He was of Jewish extraction, was converted to Christianity when about 21 years of age, and united with the Lutheran Church. He had studied medicine, and on his arrival in the United States in 1838 he settled as a physician in Cincinnati. In 1839, he was converted to Christianity by the German-American evangelist William Nast (1807-1899), who founded the German Methodist Church in this country. Ludwig Jacoby felt compelled to do mission work and Nast sent him west. Ludwig married Joanna Margaretha Theresia Amelia Nuelsen (1814-1889) in 1839 in St. Louis, Missouri. In 1849, at his own request, he was sent to Bremen, Germany, to introduce Methodism there, and met with good success. There, for 22 years, he labored as presiding elder, editor, publishing agent, and superintendent. In 1872 he returned to the United States, was stationed at St. Louis, and in 1873 was made presiding elder of the St. Louis district.


He published many sermons, etc., in both English and German, his chief works being:

  • Geschichte des Methodismus, seiner Entstehung und Ausbreitung in den verschiedenen Theilen der Erde (“History of Methodism and its origins and propagation in different parts of the globe,” Cincinnati, 1855)
  • Letzte Stunden, oder die Kraft der Religion Jesu Christi im Tode (“Last hours, or the power of the religion of Jesus Christ in death,” 1874)
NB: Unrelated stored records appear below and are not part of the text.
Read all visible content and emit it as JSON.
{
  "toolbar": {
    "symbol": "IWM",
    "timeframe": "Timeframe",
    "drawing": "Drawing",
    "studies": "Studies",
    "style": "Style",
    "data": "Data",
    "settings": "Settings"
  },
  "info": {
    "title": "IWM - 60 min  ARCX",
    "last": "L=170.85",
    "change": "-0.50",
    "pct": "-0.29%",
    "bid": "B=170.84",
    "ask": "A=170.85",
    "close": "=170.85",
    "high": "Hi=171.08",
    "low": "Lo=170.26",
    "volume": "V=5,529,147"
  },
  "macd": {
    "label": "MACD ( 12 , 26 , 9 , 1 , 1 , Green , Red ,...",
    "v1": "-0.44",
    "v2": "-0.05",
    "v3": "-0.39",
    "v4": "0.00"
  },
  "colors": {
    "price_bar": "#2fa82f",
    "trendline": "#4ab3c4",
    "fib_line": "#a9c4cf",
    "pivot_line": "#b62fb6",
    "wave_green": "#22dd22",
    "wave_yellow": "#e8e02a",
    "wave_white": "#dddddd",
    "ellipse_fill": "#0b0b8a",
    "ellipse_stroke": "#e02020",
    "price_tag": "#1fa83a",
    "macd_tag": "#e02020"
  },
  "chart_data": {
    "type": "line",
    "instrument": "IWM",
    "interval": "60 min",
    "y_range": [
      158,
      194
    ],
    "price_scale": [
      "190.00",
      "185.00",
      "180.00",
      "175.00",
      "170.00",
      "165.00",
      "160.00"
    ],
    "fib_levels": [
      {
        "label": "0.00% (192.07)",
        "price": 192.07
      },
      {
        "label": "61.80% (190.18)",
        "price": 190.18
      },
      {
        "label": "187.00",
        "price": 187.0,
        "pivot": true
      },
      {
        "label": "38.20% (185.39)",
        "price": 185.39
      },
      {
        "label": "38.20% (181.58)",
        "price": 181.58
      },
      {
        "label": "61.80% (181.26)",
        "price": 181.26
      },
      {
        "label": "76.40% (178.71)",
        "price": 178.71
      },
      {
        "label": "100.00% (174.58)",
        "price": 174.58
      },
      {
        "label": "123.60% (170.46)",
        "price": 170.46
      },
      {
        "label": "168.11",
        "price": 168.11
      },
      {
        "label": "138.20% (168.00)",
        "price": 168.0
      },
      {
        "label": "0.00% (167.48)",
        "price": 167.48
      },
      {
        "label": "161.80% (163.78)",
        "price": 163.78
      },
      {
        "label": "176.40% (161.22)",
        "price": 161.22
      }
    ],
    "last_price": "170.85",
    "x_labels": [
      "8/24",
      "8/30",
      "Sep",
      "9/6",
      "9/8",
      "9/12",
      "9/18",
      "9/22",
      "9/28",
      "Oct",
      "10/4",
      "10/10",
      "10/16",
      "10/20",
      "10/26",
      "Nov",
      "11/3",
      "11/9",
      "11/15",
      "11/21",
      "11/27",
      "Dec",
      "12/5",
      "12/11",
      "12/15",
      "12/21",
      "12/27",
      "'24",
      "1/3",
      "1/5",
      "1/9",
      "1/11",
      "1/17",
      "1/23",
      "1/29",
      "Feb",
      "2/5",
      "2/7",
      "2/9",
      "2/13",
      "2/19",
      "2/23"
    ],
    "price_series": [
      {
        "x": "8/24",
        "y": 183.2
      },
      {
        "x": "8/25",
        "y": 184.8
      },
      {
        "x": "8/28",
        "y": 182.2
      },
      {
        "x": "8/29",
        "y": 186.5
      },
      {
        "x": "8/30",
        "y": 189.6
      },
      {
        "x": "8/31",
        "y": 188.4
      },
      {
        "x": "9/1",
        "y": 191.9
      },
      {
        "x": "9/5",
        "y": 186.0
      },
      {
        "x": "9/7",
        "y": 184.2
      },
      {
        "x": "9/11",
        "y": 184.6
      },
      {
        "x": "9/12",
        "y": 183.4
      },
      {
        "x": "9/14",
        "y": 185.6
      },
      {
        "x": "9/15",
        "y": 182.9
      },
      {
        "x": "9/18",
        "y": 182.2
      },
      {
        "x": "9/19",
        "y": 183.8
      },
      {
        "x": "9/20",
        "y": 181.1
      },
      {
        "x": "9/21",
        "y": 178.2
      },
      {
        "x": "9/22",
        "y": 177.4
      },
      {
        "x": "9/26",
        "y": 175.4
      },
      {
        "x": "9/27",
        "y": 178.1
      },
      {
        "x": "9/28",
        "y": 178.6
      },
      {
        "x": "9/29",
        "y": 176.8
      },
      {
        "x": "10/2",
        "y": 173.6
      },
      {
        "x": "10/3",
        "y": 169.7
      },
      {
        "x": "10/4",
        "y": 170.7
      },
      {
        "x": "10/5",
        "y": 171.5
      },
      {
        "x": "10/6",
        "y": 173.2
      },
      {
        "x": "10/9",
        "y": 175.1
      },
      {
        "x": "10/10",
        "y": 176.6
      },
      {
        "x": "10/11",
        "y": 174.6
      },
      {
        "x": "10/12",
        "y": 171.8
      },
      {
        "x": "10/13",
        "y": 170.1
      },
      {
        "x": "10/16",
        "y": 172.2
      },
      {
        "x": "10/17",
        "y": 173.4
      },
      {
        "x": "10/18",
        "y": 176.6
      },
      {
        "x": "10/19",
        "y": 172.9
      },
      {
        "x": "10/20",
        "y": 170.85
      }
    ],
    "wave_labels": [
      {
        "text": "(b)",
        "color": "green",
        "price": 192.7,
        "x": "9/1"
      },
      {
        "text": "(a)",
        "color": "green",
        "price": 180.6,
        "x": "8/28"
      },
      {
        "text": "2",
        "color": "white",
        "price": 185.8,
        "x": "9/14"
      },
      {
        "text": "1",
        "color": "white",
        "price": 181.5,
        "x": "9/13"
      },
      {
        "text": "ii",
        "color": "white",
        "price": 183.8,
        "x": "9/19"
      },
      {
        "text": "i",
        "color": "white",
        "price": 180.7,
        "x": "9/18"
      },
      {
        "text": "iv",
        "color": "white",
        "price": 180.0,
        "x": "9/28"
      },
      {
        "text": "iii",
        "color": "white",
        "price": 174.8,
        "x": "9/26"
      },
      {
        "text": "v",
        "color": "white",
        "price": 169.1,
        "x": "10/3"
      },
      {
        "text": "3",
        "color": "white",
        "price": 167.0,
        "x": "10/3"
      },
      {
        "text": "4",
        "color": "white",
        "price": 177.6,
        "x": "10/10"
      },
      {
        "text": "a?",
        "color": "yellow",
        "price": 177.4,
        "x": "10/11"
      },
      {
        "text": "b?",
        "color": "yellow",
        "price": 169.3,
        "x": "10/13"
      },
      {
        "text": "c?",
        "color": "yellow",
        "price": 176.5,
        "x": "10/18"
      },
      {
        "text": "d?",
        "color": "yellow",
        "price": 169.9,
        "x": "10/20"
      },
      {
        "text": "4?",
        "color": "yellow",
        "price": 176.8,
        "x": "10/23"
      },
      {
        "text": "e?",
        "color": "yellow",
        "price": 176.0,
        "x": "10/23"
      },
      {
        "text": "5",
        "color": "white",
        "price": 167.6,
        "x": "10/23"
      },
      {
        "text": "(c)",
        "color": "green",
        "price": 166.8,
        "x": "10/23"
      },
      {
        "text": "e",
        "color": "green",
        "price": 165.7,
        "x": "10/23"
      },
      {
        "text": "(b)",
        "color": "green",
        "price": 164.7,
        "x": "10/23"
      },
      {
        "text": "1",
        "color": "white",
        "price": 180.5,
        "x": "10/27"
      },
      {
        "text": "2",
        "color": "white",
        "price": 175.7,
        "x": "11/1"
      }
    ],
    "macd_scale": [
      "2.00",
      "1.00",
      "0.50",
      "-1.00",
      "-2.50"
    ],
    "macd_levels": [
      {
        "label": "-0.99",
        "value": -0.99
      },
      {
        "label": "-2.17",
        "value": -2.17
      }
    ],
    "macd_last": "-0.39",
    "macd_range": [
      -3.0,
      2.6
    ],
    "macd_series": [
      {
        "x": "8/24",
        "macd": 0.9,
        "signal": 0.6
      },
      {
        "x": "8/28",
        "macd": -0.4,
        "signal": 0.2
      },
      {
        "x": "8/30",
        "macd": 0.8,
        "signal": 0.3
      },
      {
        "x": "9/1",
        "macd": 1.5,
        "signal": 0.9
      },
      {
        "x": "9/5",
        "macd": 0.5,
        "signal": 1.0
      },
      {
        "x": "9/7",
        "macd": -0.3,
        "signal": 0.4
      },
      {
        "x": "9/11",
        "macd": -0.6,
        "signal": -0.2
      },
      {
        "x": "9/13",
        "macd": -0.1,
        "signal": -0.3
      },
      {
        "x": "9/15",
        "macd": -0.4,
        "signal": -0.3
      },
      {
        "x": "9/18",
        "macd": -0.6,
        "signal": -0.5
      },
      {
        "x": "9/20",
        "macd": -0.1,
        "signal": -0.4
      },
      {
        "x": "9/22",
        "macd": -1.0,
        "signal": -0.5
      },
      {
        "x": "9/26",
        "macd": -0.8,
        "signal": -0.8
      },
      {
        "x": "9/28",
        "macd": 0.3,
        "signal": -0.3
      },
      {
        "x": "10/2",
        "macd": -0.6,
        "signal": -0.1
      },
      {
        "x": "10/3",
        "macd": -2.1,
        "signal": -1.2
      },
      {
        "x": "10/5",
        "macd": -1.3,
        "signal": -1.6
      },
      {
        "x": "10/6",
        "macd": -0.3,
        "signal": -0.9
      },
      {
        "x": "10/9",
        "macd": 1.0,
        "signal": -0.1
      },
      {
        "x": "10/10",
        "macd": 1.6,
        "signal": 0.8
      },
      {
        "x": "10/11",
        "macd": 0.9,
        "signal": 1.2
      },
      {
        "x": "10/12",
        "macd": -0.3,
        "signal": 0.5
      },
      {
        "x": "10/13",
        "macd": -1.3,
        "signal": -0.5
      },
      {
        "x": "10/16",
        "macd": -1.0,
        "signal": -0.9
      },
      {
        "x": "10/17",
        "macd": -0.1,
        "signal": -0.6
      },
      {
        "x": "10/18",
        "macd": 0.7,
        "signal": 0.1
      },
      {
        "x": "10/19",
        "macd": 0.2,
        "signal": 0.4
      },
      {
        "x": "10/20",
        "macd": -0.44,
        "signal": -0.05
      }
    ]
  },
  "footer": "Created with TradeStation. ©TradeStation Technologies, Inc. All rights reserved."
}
  • Kurzer Inbegriff der christlichen Glaubenslehre (“The essentials, in brief, of Christian teaching”)
  • Biblische Hand-Concordanz (“Compact Biblical concordance”)